Through the years, the opening ceremonies of the Kentucky Derby Festival have proven to be quite the amazing spectacle.
LOUISVILLE, Ky. — “Let the festival begin.”
It was the signature sign from former Louisville Mayor Jerry Abramson on April 17, 1990, ahead of the first-ever Thunder Over Louisville.
It was also the same year former WHAS11 News anchor Melissa Swan made quite the prediction.
“This opening ceremony event just might take over as on of the most popular Derby Festival events.”
As it turns out, she was right.
From the air show to the fireworks ringing out above the old Cardinal Stadium, the first-ever Thunder Over Louisville was a massive success.
The team behind it knew they needed a new space the following year and in 1991, they moved to the Riverfront.
The new location was a perfect match as massive crowds gathered along the shore of the Ohio River, looking up as the official clock counted down.
From a crew of 65 in 1990 to nearly 900 a year later, the operation was led by one man – Wayne Hettinger, the mastermind behind Thunder.
“There’s memories on all of these as soon as I start seeing these notes – ‘ah, I remember that!’”
Memorable moments from Louisville’s largest show have not been few or far between from a UFO sighting in 1996 to a wedding four years later.
A makeshift chapel went up on the Clark Memorial Bridge as a couple tied the knot. Another year, on that same bridge, something unexpected.
Things haven’t always gone as planned during past Thunder celebrations.
In 1997, a frightening near-fatal accident almost happened when a skydiver’s feet were entangled in his parachute. His head was falling toward the ground and luckily, the skydiver managed to get his feet free, deploying the emergency chute and landed safely.
Controversy surrounded the 10th annual show when “Tora, Tora, Tora” was booked to perform. The planes re-enacted the bombing of the Pearl Harbor. Some felt the performance would offend Japanese Americans, but the group stood by them, honoring all involved.
The year 2000 brought the “Millennium Thunder.” More fireworks went off in the first 60 seconds than in the first five minutes of the 1999 show.
The show wasn’t the only thrill delivered that day.
A mother walking to the Waterfront to watch the show went into labor, delivering a baby on a sidewalk at 8th and Market Street.

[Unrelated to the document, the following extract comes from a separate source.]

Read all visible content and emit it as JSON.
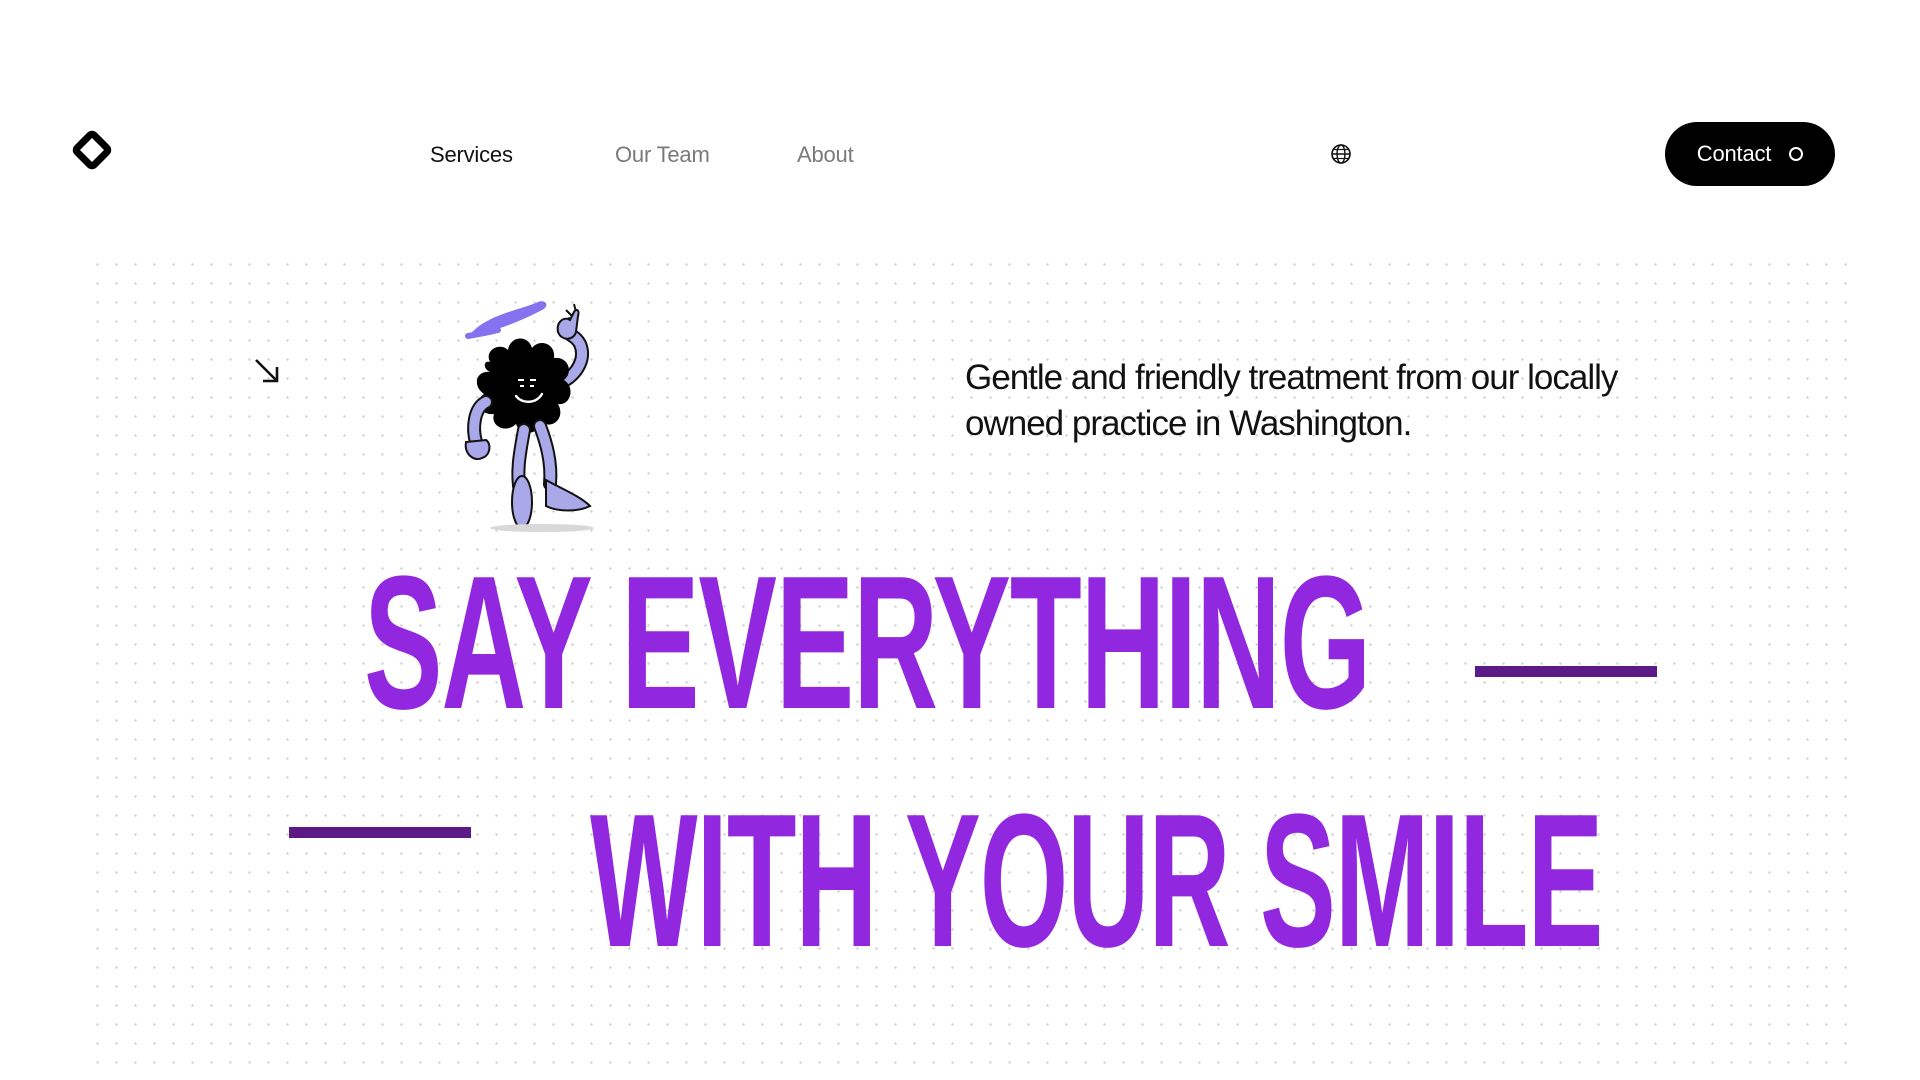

Louisville would come to know this baby as “Thundasia” Turner – named out of love for the fireworks spectacular.
“I get asked a lot so I’m kind of used to responding. But most people, they know. Like teachers walk up to me and they’re like, ‘I know you were born on Thunder Over Louisville’ and yup. Yup, that’s right,” she told WHAS11 News in 2016.
When you do something for so long, the years sometimes run together but one always stands out when you ask Hettinger.
“When 911 happened that changed everything. Across the boards with our aircraft, with the rivercraft.”
The show became more complicated to plan and execute, but never lost its luster.
The air show has only grown since first starting in 1992. Hettinger has called it history on display, an idea for some day-time entertainment.
Over the last decade, the show has just got bigger and better every year. If there’s one thing that always stays the same, it might be the one thing out of everyone’s control.
“Mother Nature will let you know whose boss that’s for sure.”
Who’s complaining? When Mother Nature steals the show with a sunset like the one in 2017 ahead of another unforgettable Thunder over Louisville.